*MATERIAL SUPPLIED*

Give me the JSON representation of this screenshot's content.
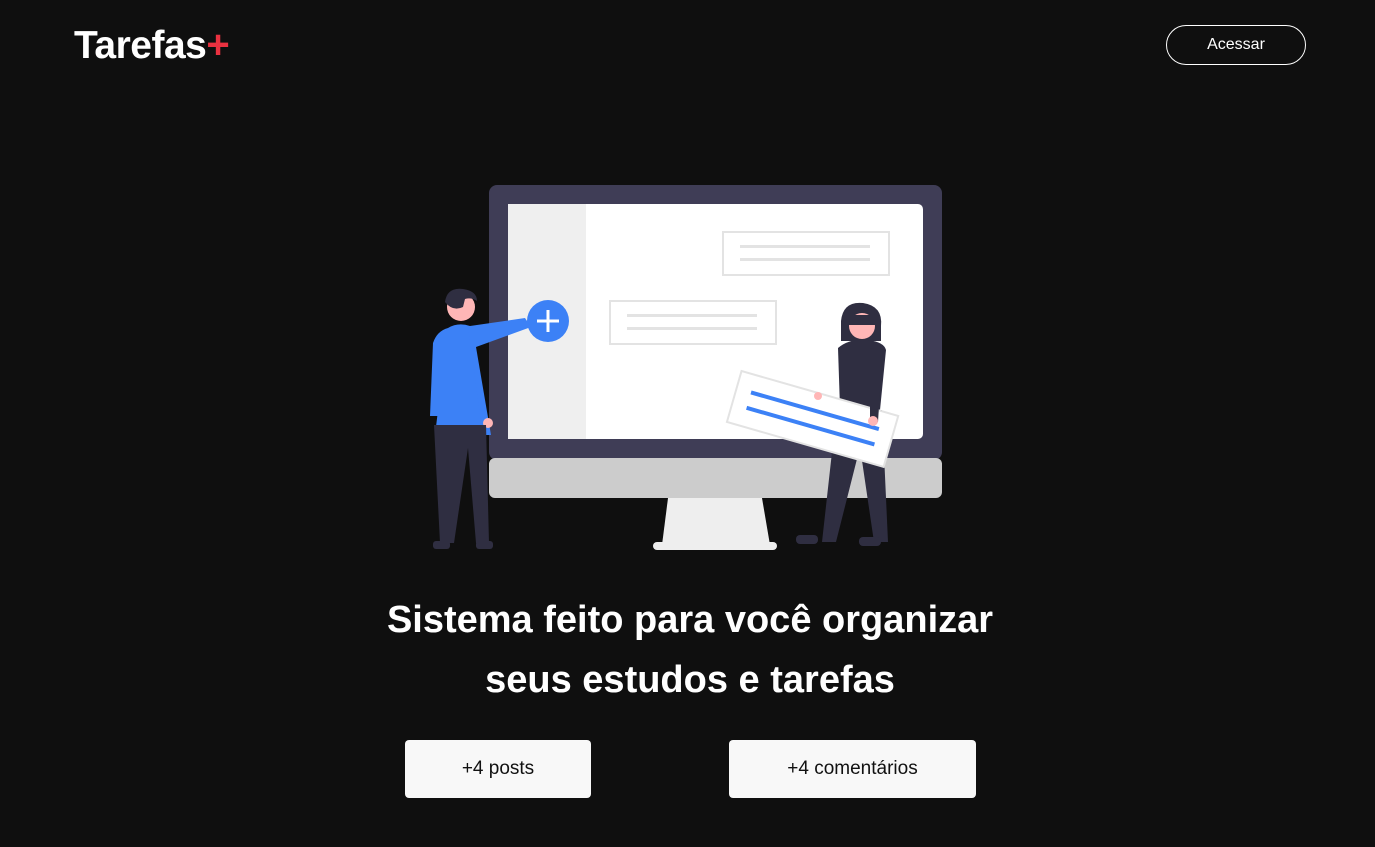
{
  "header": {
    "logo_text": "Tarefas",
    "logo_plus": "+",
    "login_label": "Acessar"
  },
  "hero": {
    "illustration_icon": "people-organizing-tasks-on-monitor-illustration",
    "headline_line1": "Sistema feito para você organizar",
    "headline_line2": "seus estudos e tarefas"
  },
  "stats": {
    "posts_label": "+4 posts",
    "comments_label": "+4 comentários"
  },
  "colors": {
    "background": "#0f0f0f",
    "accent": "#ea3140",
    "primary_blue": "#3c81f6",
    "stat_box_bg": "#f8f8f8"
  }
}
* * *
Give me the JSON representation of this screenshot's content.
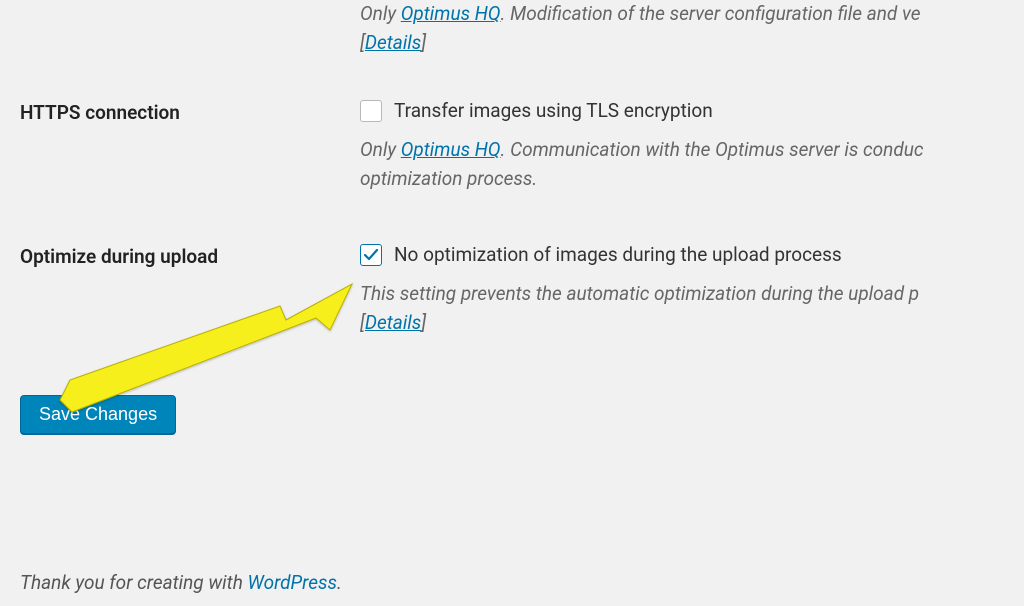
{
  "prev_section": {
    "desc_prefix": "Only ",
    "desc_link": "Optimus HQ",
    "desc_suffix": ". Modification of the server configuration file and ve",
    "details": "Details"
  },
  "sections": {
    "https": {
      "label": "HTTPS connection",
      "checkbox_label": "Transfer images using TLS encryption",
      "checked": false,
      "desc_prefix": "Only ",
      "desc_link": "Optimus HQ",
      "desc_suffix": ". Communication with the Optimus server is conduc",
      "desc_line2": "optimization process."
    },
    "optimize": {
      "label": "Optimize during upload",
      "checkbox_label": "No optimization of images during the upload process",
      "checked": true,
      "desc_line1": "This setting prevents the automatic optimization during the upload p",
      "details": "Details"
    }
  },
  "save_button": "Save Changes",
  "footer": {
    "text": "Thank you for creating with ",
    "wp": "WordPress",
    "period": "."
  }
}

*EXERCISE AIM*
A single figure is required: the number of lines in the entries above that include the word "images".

*OUTPUT FOR THIS TASK*
2